McCaffery (Goliath) v. Hersh (David)
found the May 15 NPR news very even-handed - as always. The host interviewed
Seymour Hersh, who wrote for the May 22 New Yorker Overwhelming Force, an expose
on General Barry McCaffery's Gulf War conduct. Hersh interviewed soldiers and
officers and reviewed relevant documents that call into question McCaffery's
the morning of March 2nd, Hersh writes, "McCaffrey reported that, despite
the ceasefire, his division had suddenly come under attack from a retreating
Republican Guard tank division.'' Officers assigned to McCaffrey's headquarters
disagreed about the significance and strength of the Iraqi attack and indeed
about whether any attack had occurred. The officers heatedly argued over the
appropriate level for response. McCaffrey, after a delay, "ordered an
assault in force -- an all-out attack,'' Hersh writes. The strike destroyed some
seven hundred Iraqi tanks, armored cars, and trucks, said Hersh.
March 1 and 2, 1991, one and two days after President Bush declared a

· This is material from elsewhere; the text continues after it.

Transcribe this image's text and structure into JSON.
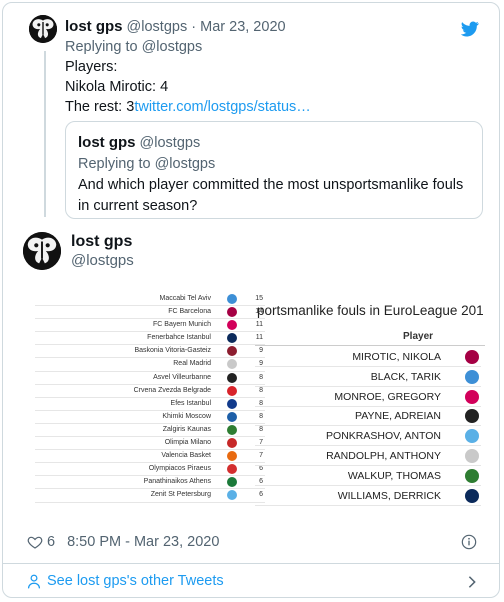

cease-fire, US soldiers shot Iraqis who apparently posed no threat to them. On
February 27, US troops dispatched a group of Iraqis who had already surrendered.
The Army "investigated these episodes and, shockingly, found no wrongdoing.
Hersh, as he did three decades ago when he reported about the covered up My Lai
massacre in Vietnam, found witnesses and information the Army missed or ignored.
NPR interviewed McCaffery, who condemned Hersh for waging a vendetta against him
and for filing an outrageous assertion that he, McCaffery had ordered a virtual
massacre of defeated Iraqi soldiers after the Gulf War had ended. McCaffery
dismissed Hersh's massive amount of evidence as lies and the NPR host threw a
few softballs at the powerful general before summing up and cojncluding nothing.
news reports stand on the political equivalent of the fifty yard line. NPR
treated reporter Hersh and Drug Czar McCaffery as equal combatants. Hersh
suggesting McCaffery may have committed a war crime; McCaffery calling Hersh a
liar. Then, Daniel Schorr opined. Hersh, he said, had taken on the powerful, the
Pentagon, Kissinger, the Kennedys, but had goofed by reporting in his last book
-- THE DARK SIDE OF CAMELOT -- that President Kennedy had paid for a Marilyn
Monroe abortion that didn't happen. Hersh, you recall, had admitted that he'd
fallen for a bogus document and before publication had excised that part from
his book. Schorr also cited the Pentagon for its history of covering up war
crimes -- like the My Lai massacre in Vietnam that Hersh had uncovered three
decades ago. Who's right and who's wrong? I don't know.
have known Hersh for twenty five years. I have seen him scrutinize the evidence.
He interviewed more than two hundred enlisted men and officers over a six month
period doing research on these incidents. . And, The New Yorker also has the
world's best fact checkers.
before the article appeared, Drug czar McCaffery called in the media to accuse
Hersh of launching a personal vendetta. An intimidating move! Hersh doesn't know
McCaffery, but he does have the nose to sniff out the odors that reek of high
level corruption. Most reporters inhale the perfumed aromas emitted by official
sources. If not for Hersh -- and a few other reporters and free media outlets --
only Congress and the Courts would protect the public against the power of the
national security state and the corporation.
mainstream media has portrayed Hersh's revelations of war crimes as a battle
between two gladiators, rather than as a reporter who represents public virtue
and a powerful government bureaucrat whose present operation -- drug Czar -- and
history during the Gulf War have escaped scrutiny.. So, thanks Sy Hersh for
investigating subjects too dangerous for most reporters to ponder. Young
journalists have you as a model.
Hugh O. La Bounty Chair of Applied Interdisciplinary Knowledge, California State Polytechnic University, Pomona mailto:firstname.lastname@example.org http://www.csupomona.edu/~slandau